Wastewater plant upgrade costs balloon
By Nowell Berg
On January 24, City of Kimberley council held its regular bi-monthly meeting.
Councillors Kyle Dalum, Kent Goodwin, Nigel Kitto, Jason McBain, Darryl Oakley and Sandra Roberts were present along with Mayor Don McCormick.
Due to pandemic restrictions, the public and media are not allowed to attend council chambers. Meetings live stream on the City of Kimberley YouTube channel. Watch the archive here.
Wastewater Treatment Plant Cost Balloons to $95 million
Chief financial officer Jim Hendricks provided council with an update on the financial impact of the construction of the Wastewater Treatment Plant (WWTP).
Hendricks said, “The original estimate we were dealing with was $62.57 million.” He indicated that an updated report to council now pegs the construction cost of the WWTP at $79.5 million, an increase of 27% which includes five per cent contingency.
In consultations with the provincial government, it requested the city budget for a 20% contingency. With that increase, Hendricks estimates the cost of the WWTP at just over $87 million. Adding in other offsite works like sewer mains and outfall to the river, and the decommission and demolition of the old plant, the total cost is now pegged at $95.2 million.
Mayor McCormick said, “The cost is the cost, but the number we are focusing on is $25 million,” which would be the city’s share of the total cost.
Hendricks noted that the proposed provincial grant, if received, would account for $69.825 million (73.33%). The city would be required to borrow approximately $23.225 million (26.7% of total budget) with the balance of $2.17 million coming from the Kimberley Land Development Reserve.
Council unanimously supported moving forward with the provincial government grant application and the WWTP project.
Councillors Goodwin, Oakley and Kitto voted against using a parcel tax instead of property assessment value tax to cover the debt servicing costs.
Coun. Goodwin summed up the dissenters’ opinion: “I don’t think it’s fair to charge everyone no matter how cheap or expensive there house is the same amount.
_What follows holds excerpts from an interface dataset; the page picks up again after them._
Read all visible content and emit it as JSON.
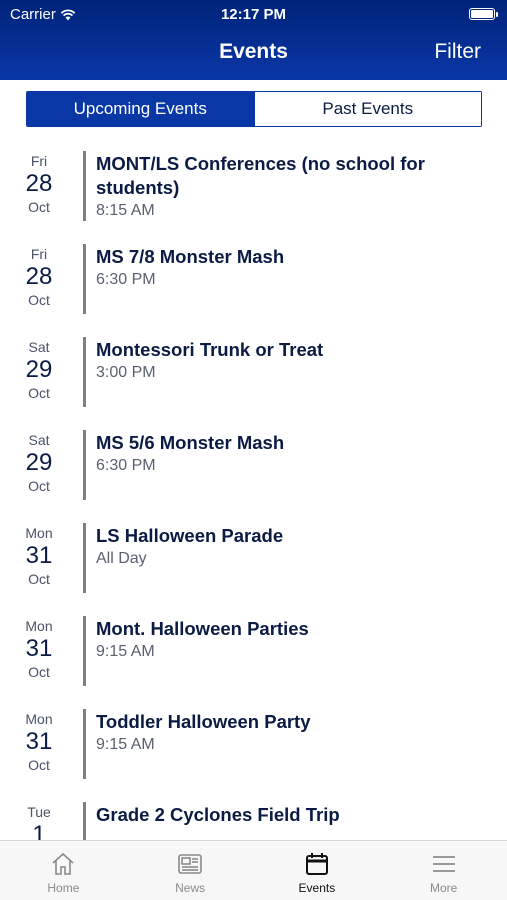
{
  "status": {
    "carrier": "Carrier",
    "time": "12:17 PM"
  },
  "header": {
    "title": "Events",
    "filter_label": "Filter"
  },
  "segments": {
    "upcoming": "Upcoming Events",
    "past": "Past Events",
    "selected": "Upcoming Events"
  },
  "events": [
    {
      "dow": "Fri",
      "day": "28",
      "month": "Oct",
      "title": "MONT/LS Conferences (no school for students)",
      "time": "8:15 AM"
    },
    {
      "dow": "Fri",
      "day": "28",
      "month": "Oct",
      "title": "MS 7/8 Monster Mash",
      "time": "6:30 PM"
    },
    {
      "dow": "Sat",
      "day": "29",
      "month": "Oct",
      "title": "Montessori Trunk or Treat",
      "time": "3:00 PM"
    },
    {
      "dow": "Sat",
      "day": "29",
      "month": "Oct",
      "title": "MS 5/6 Monster Mash",
      "time": "6:30 PM"
    },
    {
      "dow": "Mon",
      "day": "31",
      "month": "Oct",
      "title": "LS Halloween Parade",
      "time": "All Day"
    },
    {
      "dow": "Mon",
      "day": "31",
      "month": "Oct",
      "title": "Mont. Halloween Parties",
      "time": "9:15 AM"
    },
    {
      "dow": "Mon",
      "day": "31",
      "month": "Oct",
      "title": "Toddler Halloween Party",
      "time": "9:15 AM"
    },
    {
      "dow": "Tue",
      "day": "1",
      "month": "",
      "title": "Grade 2 Cyclones Field Trip",
      "time": ""
    }
  ],
  "tabs": [
    {
      "label": "Home",
      "icon": "home-icon"
    },
    {
      "label": "News",
      "icon": "news-icon"
    },
    {
      "label": "Events",
      "icon": "calendar-icon",
      "active": true
    },
    {
      "label": "More",
      "icon": "menu-icon"
    }
  ],
  "colors": {
    "header": "#0a37a6",
    "text": "#0b1b44",
    "divider": "#7b7f88"
  }
}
I would rather see it distributed by the value of the property.”
A long-term borrowing bylaw referendum will go before electors in the October 2022 general local elections.
Council adopts water Conservation Plan
Ehren Lee, Urban Systems, presented council with a summary of a report on the proposed Water Conservation Plan.
Lee noted that the average water consumption in B.C. is 500 Lpcpd (liters per-capita per-day). The Kimberley average is 1,150 Lpcpd.
Why such a large difference?
Lee said, “The customer mix is key. We have golf course(s), ski hill and other industrial properties, which alone account for an equivalent population of about 750 additional people.” He added, “Over-all consumption is down 15% from 2018 to 2020.”
Conservation success is driven by “people talking to people and it has an impact” on changing water use behaviour and learning about how to conserve water in their home.
When it comes to restrictions, Lee said, “Communal water restrictions are a fairly equitable way for everyone to contribute to reduced use.”
Council unanimously adopted the water conservation plan which calls for a 20% reduction in water use by 2026.
Sign Variance Deferred
David Atkinson, the new owner of the Marysville mini-storage, now called Blue Collar Mini Storage, requested council approve variance changes to the businesses sign.
According to Troy Pollock, Senior Planner, the city has “no record of authorization for the sign. We consider it existing unauthorized signage. Any new or replacement signage is expected to comply with current Bylaw requirements. The existing sign is non-compliant on a number of fronts. It is over-height, back lit and lacks a landscaped area at the base.”
Pollock told council that Atkinson “insists on council support their plan to replace the non-compliance sign and move ahead as requested.”
Staff asked council to defer a decision in order for them to work with Atkinson on a sign update and make it “comply” more closely with the Sign Bylaw.
Council voted unanimously to support the staff request for a deferral.
Kimberley city council meets twice monthly starting at 7 p.m. The next scheduled council meeting is February 14.
e-KNOW file photo